I’ve read that Neymar is playing as a midfielder for PSG. It’s something of an exaggeration given that his positioning is only somewhat more central than before, no? 

Last week he was back on the left side again. It’s not his routine. I’ve sometimes used him more inside or more outside, with the freedom to roam, because it’s in his Santos DNA: float about right behind the volantes and appear as a surprise element to shoot. But from there to say that he’s playing centrally? Eventually, yes.

Can Neymar be better still? Can he still improve? Can the Neymar of the 2022 World Cup be better than the 2018 one?

Yes. I believe he’ll be better. Because he’ll keep his physical gifts. He’s very gifted physically. The people who help him keep in shape won’t turn him into a robot. He’ll keep his agility, acceleration, deceleration, dodges, changes of direction. He was one of the fastest-accelerating players at the World Cup, even returning after an injury. He still wasn’t completely back, but after our last friendly against Argentina, I talked with Fábio (Mahseredijan, fitness coach) about how he’s already back at a high level.

That means that physically, he won’t decline. But can that make him grow technically? 

He’ll improve from a consistent 6 to 8 performer to a 7 to 9. That’s with maturity, better decision-making, knowing the right times to use energy.

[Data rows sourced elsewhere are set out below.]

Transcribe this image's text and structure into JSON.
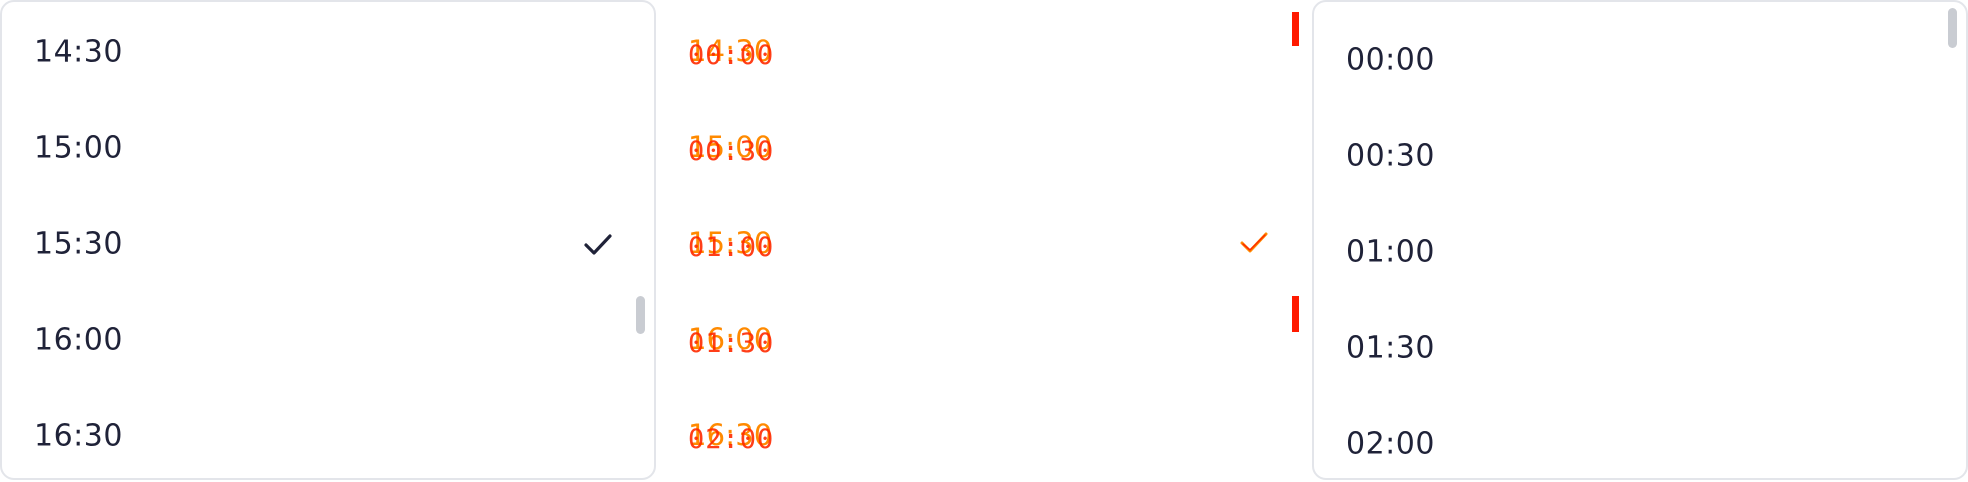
{
  "left_list": {
    "items": [
      "14:30",
      "15:00",
      "15:30",
      "16:00",
      "16:30"
    ],
    "selected": "15:30",
    "colors": {
      "text": "#1f2238",
      "check": "#1f2238",
      "border": "#e3e5ea",
      "scrollbar": "#c9ccd2"
    },
    "check_icon": "check-icon"
  },
  "mid_diff": {
    "items_a": [
      "14:30",
      "15:00",
      "15:30",
      "16:00",
      "16:30"
    ],
    "items_b": [
      "00:00",
      "00:30",
      "01:00",
      "01:30",
      "02:00"
    ],
    "colors": {
      "a": "#ff8a00",
      "b": "#ff2a00",
      "marker": "#ff1a00"
    },
    "check_icon": "check-icon"
  },
  "right_list": {
    "items": [
      "00:00",
      "00:30",
      "01:00",
      "01:30",
      "02:00"
    ],
    "colors": {
      "text": "#1f2238",
      "border": "#e3e5ea",
      "scrollbar": "#c9ccd2"
    }
  }
}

He doesn’t necessarily know those things now, but he will when he’s 29. It’s maturity. There are things I only know today.